YOUR GOAL: Type out all the records again exactly.

EXTRACTED ENTRIES:
☆ ☆ ☆ ☆

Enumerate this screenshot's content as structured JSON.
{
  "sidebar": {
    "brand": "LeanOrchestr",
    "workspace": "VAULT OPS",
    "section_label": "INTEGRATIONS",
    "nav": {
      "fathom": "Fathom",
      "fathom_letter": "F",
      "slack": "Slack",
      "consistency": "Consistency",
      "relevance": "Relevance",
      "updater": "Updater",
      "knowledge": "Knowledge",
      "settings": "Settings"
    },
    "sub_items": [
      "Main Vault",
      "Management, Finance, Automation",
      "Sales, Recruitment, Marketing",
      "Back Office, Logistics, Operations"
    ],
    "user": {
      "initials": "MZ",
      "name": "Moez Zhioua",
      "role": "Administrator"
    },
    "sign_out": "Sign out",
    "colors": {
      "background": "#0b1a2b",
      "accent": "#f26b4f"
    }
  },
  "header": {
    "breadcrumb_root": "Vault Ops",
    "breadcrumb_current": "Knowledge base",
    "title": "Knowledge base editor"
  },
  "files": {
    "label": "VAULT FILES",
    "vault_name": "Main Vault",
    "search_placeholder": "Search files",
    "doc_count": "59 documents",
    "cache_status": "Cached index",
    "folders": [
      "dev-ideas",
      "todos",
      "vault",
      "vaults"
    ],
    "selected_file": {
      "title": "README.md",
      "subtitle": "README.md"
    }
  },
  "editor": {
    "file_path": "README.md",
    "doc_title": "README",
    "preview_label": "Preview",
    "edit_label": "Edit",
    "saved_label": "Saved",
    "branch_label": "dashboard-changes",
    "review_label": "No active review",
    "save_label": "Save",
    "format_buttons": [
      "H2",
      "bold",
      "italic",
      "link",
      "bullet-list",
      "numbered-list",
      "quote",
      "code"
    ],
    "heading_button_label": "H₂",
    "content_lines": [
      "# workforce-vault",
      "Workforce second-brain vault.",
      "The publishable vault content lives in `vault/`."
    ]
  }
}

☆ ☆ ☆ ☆

SOLVED PROBLEM:
Enumerate this screenshot's content as structured JSON.
{
  "sidebar": {
    "brand": "LeanOrchestr",
    "workspace": "VAULT OPS",
    "section_label": "INTEGRATIONS",
    "nav": {
      "fathom": "Fathom",
      "fathom_letter": "F",
      "slack": "Slack",
      "consistency": "Consistency",
      "relevance": "Relevance",
      "updater": "Updater",
      "knowledge": "Knowledge",
      "settings": "Settings"
    },
    "sub_items": [
      "Main Vault",
      "Management, Finance, Automation",
      "Sales, Recruitment, Marketing",
      "Back Office, Logistics, Operations"
    ],
    "user": {
      "initials": "MZ",
      "name": "Moez Zhioua",
      "role": "Administrator"
    },
    "sign_out": "Sign out",
    "colors": {
      "background": "#0b1a2b",
      "accent": "#f26b4f"
    }
  },
  "header": {
    "breadcrumb_root": "Vault Ops",
    "breadcrumb_current": "Knowledge base",
    "title": "Knowledge base editor"
  },
  "files": {
    "label": "VAULT FILES",
    "vault_name": "Main Vault",
    "search_placeholder": "Search files",
    "doc_count": "59 documents",
    "cache_status": "Cached index",
    "folders": [
      "dev-ideas",
      "todos",
      "vault",
      "vaults"
    ],
    "selected_file": {
      "title": "README.md",
      "subtitle": "README.md"
    }
  },
  "editor": {
    "file_path": "README.md",
    "doc_title": "README",
    "preview_label": "Preview",
    "edit_label": "Edit",
    "saved_label": "Saved",
    "branch_label": "dashboard-changes",
    "review_label": "No active review",
    "save_label": "Save",
    "format_buttons": [
      "H2",
      "bold",
      "italic",
      "link",
      "bullet-list",
      "numbered-list",
      "quote",
      "code"
    ],
    "heading_button_label": "H₂",
    "content_lines": [
      "# workforce-vault",
      "Workforce second-brain vault.",
      "The publishable vault content lives in `vault/`."
    ]
  }
}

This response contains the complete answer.